START Supplied records

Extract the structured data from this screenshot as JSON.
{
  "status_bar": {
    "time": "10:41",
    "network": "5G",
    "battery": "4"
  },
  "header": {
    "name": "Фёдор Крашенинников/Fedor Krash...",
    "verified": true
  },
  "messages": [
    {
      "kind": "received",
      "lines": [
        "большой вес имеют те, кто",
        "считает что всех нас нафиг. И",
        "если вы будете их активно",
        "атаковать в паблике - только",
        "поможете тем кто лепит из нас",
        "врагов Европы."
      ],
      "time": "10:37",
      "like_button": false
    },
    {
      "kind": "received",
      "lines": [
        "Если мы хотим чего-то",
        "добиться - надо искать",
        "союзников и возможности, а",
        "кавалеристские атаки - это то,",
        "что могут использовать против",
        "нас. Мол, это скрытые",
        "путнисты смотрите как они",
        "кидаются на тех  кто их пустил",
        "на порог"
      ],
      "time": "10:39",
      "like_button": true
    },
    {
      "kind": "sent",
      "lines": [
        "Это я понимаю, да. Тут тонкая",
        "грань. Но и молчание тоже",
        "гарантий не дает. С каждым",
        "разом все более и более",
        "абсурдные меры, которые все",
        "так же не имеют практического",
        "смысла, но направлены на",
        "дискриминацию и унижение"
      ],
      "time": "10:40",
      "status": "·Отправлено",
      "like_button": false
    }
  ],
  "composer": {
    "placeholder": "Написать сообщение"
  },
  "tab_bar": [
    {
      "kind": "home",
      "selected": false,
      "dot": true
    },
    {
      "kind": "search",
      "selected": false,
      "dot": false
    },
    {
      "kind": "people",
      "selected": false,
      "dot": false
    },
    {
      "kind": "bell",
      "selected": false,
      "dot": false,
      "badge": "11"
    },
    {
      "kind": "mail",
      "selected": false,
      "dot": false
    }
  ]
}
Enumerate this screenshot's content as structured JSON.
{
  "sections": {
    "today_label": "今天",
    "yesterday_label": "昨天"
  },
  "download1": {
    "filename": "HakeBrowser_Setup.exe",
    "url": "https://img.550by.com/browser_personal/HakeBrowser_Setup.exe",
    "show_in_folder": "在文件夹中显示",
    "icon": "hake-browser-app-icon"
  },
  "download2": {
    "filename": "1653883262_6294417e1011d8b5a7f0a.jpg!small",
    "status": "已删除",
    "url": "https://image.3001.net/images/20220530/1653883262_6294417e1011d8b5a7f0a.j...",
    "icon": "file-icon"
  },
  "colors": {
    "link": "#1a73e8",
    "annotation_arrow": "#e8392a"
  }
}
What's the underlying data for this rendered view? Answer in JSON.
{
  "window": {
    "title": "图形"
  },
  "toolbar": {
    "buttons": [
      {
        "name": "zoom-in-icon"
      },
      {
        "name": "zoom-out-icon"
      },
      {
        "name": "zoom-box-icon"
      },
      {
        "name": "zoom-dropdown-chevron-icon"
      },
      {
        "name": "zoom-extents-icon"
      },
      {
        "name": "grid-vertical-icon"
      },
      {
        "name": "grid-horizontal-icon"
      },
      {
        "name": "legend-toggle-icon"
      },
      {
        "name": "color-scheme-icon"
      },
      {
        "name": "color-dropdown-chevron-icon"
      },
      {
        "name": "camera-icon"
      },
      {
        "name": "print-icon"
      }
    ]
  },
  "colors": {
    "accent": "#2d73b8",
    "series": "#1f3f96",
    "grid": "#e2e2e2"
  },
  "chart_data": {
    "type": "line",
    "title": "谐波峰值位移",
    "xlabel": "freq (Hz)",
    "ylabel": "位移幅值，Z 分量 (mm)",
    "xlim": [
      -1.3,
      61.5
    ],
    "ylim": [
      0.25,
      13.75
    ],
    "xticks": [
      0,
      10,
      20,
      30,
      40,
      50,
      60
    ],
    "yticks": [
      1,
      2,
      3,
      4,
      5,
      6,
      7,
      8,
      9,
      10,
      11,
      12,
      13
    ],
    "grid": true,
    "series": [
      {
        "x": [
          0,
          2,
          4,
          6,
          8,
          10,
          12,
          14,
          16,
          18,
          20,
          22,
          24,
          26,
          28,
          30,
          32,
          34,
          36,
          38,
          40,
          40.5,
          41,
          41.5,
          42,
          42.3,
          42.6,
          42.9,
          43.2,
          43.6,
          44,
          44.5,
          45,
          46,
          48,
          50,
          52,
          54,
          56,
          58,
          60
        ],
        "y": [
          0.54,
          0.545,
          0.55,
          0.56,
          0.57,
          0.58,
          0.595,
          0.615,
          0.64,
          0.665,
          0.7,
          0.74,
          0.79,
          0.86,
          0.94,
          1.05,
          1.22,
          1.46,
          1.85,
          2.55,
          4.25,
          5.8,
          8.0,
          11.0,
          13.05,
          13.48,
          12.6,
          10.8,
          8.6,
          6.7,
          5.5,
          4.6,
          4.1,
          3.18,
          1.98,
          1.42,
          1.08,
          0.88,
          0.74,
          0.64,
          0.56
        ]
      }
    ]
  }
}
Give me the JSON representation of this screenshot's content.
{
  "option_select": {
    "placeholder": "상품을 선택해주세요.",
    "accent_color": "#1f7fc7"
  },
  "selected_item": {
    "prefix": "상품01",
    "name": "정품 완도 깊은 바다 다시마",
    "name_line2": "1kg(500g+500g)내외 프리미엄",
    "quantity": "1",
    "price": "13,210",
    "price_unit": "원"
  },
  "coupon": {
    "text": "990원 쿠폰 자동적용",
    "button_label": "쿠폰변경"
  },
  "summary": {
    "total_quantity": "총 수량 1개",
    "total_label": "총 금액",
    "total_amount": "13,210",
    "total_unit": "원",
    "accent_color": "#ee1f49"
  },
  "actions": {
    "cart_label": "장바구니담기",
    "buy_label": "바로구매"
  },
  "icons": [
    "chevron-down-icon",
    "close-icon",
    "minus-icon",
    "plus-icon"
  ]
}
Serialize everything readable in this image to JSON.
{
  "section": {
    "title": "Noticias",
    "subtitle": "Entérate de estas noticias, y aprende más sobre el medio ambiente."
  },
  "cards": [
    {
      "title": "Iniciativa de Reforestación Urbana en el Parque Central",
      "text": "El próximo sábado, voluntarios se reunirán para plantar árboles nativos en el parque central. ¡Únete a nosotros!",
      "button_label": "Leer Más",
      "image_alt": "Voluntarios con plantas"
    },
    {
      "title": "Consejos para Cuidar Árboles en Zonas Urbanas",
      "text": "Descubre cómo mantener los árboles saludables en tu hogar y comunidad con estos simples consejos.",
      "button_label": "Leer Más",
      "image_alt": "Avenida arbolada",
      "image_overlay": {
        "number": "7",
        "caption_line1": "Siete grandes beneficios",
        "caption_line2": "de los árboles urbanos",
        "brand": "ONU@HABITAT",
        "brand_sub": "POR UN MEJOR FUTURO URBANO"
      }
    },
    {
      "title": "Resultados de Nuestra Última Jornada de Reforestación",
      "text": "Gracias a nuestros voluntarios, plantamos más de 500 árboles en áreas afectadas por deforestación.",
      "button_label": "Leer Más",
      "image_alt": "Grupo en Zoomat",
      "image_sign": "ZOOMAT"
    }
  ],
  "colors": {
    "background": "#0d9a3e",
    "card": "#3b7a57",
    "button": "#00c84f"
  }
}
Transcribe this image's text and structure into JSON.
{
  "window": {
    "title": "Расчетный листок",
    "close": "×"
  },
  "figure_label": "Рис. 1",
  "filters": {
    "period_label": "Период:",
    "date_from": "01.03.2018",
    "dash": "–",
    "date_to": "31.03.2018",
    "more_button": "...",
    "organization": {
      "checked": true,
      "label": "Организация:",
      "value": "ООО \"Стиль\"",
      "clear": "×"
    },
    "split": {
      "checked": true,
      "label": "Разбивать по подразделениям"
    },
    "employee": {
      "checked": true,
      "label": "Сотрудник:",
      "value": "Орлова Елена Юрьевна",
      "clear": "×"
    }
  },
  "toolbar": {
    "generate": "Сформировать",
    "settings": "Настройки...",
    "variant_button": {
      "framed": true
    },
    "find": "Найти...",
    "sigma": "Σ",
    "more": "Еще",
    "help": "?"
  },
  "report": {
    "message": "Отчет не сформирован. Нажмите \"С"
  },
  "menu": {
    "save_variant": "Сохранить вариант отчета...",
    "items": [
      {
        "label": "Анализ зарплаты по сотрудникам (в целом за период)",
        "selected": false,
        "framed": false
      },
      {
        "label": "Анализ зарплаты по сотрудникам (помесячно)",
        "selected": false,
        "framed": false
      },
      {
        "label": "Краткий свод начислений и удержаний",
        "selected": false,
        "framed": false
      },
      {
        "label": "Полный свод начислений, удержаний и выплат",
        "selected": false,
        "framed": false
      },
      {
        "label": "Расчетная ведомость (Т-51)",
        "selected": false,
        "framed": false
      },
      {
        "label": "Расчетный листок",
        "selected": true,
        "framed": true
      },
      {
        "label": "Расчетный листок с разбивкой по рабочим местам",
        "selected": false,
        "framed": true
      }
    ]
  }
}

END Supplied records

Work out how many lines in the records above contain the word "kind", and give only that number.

*Output for this exercise*
8